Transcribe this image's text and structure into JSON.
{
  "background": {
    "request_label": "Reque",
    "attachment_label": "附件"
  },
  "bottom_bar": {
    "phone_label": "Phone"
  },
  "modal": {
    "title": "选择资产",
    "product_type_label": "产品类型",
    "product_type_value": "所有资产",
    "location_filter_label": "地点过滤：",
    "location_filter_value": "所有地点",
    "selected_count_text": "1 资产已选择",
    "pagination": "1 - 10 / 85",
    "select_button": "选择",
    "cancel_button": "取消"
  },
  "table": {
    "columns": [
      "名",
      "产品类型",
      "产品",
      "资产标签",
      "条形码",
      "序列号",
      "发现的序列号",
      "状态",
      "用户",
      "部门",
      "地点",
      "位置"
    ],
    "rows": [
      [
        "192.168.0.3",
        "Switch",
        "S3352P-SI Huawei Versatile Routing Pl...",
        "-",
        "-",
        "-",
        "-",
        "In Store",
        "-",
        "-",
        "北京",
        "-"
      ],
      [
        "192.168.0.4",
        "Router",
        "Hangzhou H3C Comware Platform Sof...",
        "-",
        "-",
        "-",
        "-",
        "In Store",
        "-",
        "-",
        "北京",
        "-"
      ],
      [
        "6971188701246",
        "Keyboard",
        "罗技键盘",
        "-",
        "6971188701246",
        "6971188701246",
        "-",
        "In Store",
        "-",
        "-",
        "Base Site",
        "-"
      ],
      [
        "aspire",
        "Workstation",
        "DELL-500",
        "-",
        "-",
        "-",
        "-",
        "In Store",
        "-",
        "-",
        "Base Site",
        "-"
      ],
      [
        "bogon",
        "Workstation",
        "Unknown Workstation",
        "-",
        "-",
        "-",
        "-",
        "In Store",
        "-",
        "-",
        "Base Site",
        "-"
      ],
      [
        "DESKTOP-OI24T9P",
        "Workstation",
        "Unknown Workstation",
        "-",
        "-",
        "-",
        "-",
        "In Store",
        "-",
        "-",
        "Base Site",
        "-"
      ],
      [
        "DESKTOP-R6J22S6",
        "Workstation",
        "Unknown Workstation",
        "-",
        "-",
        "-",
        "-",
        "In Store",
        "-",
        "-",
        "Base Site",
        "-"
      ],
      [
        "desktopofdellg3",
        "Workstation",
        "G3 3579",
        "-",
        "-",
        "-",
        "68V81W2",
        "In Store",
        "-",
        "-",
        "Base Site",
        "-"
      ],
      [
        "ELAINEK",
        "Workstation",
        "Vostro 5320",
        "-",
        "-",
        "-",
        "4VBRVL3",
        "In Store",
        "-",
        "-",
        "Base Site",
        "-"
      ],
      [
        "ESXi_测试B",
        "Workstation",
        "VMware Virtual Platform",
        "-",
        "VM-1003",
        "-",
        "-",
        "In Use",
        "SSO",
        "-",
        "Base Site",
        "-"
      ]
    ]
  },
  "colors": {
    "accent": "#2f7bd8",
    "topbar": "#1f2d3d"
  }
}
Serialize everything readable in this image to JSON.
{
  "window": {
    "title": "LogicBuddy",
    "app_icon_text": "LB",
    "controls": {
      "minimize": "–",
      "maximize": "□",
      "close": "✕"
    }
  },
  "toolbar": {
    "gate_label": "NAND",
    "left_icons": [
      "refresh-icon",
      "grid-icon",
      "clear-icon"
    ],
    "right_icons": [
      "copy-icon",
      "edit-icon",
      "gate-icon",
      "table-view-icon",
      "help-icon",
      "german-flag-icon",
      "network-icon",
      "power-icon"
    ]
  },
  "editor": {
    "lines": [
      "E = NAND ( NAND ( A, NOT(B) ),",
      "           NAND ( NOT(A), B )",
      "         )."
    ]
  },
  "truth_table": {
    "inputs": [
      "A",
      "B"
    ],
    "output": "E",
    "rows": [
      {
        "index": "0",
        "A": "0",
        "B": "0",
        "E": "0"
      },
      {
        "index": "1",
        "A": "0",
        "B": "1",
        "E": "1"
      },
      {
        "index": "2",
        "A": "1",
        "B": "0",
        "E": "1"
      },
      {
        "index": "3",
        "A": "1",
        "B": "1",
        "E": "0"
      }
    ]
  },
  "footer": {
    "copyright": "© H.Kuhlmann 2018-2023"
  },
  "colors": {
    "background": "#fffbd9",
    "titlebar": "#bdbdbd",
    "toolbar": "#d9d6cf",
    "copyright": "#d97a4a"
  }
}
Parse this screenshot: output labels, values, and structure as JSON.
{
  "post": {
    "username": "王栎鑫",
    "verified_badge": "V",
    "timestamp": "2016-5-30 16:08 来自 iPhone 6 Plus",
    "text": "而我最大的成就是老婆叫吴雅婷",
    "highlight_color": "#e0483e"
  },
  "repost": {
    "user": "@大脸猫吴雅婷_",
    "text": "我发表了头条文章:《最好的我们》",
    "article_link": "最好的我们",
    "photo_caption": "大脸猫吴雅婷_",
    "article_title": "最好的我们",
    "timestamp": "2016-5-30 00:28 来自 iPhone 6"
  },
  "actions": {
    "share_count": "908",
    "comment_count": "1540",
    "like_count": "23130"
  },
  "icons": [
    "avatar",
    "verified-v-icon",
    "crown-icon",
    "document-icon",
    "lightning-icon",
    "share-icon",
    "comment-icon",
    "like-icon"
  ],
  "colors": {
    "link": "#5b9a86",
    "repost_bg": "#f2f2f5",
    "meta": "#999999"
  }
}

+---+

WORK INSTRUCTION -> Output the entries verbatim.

TASK RESPONSE ->
Transcribe this image's text and structure into JSON.
{
  "background": {
    "request_label": "Reque",
    "attachment_label": "附件"
  },
  "bottom_bar": {
    "phone_label": "Phone"
  },
  "modal": {
    "title": "选择资产",
    "product_type_label": "产品类型",
    "product_type_value": "所有资产",
    "location_filter_label": "地点过滤：",
    "location_filter_value": "所有地点",
    "selected_count_text": "1 资产已选择",
    "pagination": "1 - 10 / 85",
    "select_button": "选择",
    "cancel_button": "取消"
  },
  "table": {
    "columns": [
      "名",
      "产品类型",
      "产品",
      "资产标签",
      "条形码",
      "序列号",
      "发现的序列号",
      "状态",
      "用户",
      "部门",
      "地点",
      "位置"
    ],
    "rows": [
      [
        "192.168.0.3",
        "Switch",
        "S3352P-SI Huawei Versatile Routing Pl...",
        "-",
        "-",
        "-",
        "-",
        "In Store",
        "-",
        "-",
        "北京",
        "-"
      ],
      [
        "192.168.0.4",
        "Router",
        "Hangzhou H3C Comware Platform Sof...",
        "-",
        "-",
        "-",
        "-",
        "In Store",
        "-",
        "-",
        "北京",
        "-"
      ],
      [
        "6971188701246",
        "Keyboard",
        "罗技键盘",
        "-",
        "6971188701246",
        "6971188701246",
        "-",
        "In Store",
        "-",
        "-",
        "Base Site",
        "-"
      ],
      [
        "aspire",
        "Workstation",
        "DELL-500",
        "-",
        "-",
        "-",
        "-",
        "In Store",
        "-",
        "-",
        "Base Site",
        "-"
      ],
      [
        "bogon",
        "Workstation",
        "Unknown Workstation",
        "-",
        "-",
        "-",
        "-",
        "In Store",
        "-",
        "-",
        "Base Site",
        "-"
      ],
      [
        "DESKTOP-OI24T9P",
        "Workstation",
        "Unknown Workstation",
        "-",
        "-",
        "-",
        "-",
        "In Store",
        "-",
        "-",
        "Base Site",
        "-"
      ],
      [
        "DESKTOP-R6J22S6",
        "Workstation",
        "Unknown Workstation",
        "-",
        "-",
        "-",
        "-",
        "In Store",
        "-",
        "-",
        "Base Site",
        "-"
      ],
      [
        "desktopofdellg3",
        "Workstation",
        "G3 3579",
        "-",
        "-",
        "-",
        "68V81W2",
        "In Store",
        "-",
        "-",
        "Base Site",
        "-"
      ],
      [
        "ELAINEK",
        "Workstation",
        "Vostro 5320",
        "-",
        "-",
        "-",
        "4VBRVL3",
        "In Store",
        "-",
        "-",
        "Base Site",
        "-"
      ],
      [
        "ESXi_测试B",
        "Workstation",
        "VMware Virtual Platform",
        "-",
        "VM-1003",
        "-",
        "-",
        "In Use",
        "SSO",
        "-",
        "Base Site",
        "-"
      ]
    ]
  },
  "colors": {
    "accent": "#2f7bd8",
    "topbar": "#1f2d3d"
  }
}
Serialize everything readable in this image to JSON.
{
  "window": {
    "title": "LogicBuddy",
    "app_icon_text": "LB",
    "controls": {
      "minimize": "–",
      "maximize": "□",
      "close": "✕"
    }
  },
  "toolbar": {
    "gate_label": "NAND",
    "left_icons": [
      "refresh-icon",
      "grid-icon",
      "clear-icon"
    ],
    "right_icons": [
      "copy-icon",
      "edit-icon",
      "gate-icon",
      "table-view-icon",
      "help-icon",
      "german-flag-icon",
      "network-icon",
      "power-icon"
    ]
  },
  "editor": {
    "lines": [
      "E = NAND ( NAND ( A, NOT(B) ),",
      "           NAND ( NOT(A), B )",
      "         )."
    ]
  },
  "truth_table": {
    "inputs": [
      "A",
      "B"
    ],
    "output": "E",
    "rows": [
      {
        "index": "0",
        "A": "0",
        "B": "0",
        "E": "0"
      },
      {
        "index": "1",
        "A": "0",
        "B": "1",
        "E": "1"
      },
      {
        "index": "2",
        "A": "1",
        "B": "0",
        "E": "1"
      },
      {
        "index": "3",
        "A": "1",
        "B": "1",
        "E": "0"
      }
    ]
  },
  "footer": {
    "copyright": "© H.Kuhlmann 2018-2023"
  },
  "colors": {
    "background": "#fffbd9",
    "titlebar": "#bdbdbd",
    "toolbar": "#d9d6cf",
    "copyright": "#d97a4a"
  }
}
Parse this screenshot: output labels, values, and structure as JSON.
{
  "post": {
    "username": "王栎鑫",
    "verified_badge": "V",
    "timestamp": "2016-5-30 16:08 来自 iPhone 6 Plus",
    "text": "而我最大的成就是老婆叫吴雅婷",
    "highlight_color": "#e0483e"
  },
  "repost": {
    "user": "@大脸猫吴雅婷_",
    "text": "我发表了头条文章:《最好的我们》",
    "article_link": "最好的我们",
    "photo_caption": "大脸猫吴雅婷_",
    "article_title": "最好的我们",
    "timestamp": "2016-5-30 00:28 来自 iPhone 6"
  },
  "actions": {
    "share_count": "908",
    "comment_count": "1540",
    "like_count": "23130"
  },
  "icons": [
    "avatar",
    "verified-v-icon",
    "crown-icon",
    "document-icon",
    "lightning-icon",
    "share-icon",
    "comment-icon",
    "like-icon"
  ],
  "colors": {
    "link": "#5b9a86",
    "repost_bg": "#f2f2f5",
    "meta": "#999999"
  }
}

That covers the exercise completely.